[Work to be completed] Every line in the records below with the string "value" needs to be copied out.

====== Records to use ======

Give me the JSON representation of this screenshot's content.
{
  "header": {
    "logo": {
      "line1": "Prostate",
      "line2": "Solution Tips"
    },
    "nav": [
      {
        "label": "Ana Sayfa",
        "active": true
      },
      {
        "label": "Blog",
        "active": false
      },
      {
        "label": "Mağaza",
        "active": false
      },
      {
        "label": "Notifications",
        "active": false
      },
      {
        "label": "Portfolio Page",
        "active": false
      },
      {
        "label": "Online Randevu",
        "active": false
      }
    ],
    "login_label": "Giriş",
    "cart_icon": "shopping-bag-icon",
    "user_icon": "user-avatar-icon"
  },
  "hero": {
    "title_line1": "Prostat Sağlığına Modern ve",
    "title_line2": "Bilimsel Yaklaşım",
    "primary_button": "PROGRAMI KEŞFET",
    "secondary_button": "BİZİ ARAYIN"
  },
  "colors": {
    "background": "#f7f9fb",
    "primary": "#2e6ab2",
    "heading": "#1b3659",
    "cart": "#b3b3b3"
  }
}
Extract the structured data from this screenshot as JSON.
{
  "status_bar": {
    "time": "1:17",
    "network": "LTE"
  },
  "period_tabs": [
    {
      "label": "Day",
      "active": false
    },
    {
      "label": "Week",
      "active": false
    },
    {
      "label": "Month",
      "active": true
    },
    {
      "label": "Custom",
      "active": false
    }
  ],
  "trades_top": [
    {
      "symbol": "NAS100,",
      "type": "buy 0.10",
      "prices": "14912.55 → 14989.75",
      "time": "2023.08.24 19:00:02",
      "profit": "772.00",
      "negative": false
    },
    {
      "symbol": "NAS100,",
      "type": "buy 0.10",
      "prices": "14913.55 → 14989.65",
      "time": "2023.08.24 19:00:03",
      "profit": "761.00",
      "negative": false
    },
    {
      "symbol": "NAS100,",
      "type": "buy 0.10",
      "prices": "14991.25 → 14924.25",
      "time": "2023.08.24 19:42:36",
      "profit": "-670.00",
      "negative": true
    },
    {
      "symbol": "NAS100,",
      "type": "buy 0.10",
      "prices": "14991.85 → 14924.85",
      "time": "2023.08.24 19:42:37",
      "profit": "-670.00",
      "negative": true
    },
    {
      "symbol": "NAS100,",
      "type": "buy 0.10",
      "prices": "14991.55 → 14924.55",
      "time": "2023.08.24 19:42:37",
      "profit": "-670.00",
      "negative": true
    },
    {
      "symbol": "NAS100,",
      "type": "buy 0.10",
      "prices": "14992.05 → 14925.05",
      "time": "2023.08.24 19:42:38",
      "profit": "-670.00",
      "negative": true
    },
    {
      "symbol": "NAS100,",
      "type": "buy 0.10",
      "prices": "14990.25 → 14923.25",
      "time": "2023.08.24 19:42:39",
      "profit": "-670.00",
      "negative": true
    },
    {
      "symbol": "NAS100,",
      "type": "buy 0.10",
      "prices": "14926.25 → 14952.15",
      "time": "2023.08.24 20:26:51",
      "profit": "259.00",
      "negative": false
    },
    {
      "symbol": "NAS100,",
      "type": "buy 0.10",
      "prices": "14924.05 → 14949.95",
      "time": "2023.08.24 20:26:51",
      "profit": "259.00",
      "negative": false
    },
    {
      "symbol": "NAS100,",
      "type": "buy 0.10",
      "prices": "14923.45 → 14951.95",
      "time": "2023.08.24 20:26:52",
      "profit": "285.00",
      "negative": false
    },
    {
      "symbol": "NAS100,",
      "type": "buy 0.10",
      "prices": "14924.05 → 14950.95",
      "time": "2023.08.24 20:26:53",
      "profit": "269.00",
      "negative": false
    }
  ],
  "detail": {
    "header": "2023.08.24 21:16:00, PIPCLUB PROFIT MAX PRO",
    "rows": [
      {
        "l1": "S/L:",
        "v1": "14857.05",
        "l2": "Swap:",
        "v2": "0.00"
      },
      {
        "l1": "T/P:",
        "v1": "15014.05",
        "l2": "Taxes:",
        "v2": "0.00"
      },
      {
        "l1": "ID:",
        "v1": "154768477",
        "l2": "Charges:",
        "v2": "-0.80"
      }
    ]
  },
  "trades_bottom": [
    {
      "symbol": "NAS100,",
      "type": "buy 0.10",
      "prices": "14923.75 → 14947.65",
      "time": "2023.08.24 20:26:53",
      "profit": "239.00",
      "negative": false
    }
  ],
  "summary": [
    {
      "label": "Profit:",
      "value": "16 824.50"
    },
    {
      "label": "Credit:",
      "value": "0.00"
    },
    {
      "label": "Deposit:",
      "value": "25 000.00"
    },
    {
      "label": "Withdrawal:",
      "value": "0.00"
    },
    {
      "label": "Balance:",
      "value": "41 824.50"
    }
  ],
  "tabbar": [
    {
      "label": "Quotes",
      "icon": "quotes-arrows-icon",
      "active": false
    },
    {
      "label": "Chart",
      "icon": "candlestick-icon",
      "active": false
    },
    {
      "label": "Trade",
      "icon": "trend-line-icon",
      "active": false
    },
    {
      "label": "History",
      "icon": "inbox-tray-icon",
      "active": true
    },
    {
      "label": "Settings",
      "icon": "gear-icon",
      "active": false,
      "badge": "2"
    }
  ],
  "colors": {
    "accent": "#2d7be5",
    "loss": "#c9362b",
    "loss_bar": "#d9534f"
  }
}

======

[Exercise solution]
      "value": "16 824.50"
      "value": "0.00"
      "value": "25 000.00"
      "value": "0.00"
      "value": "41 824.50"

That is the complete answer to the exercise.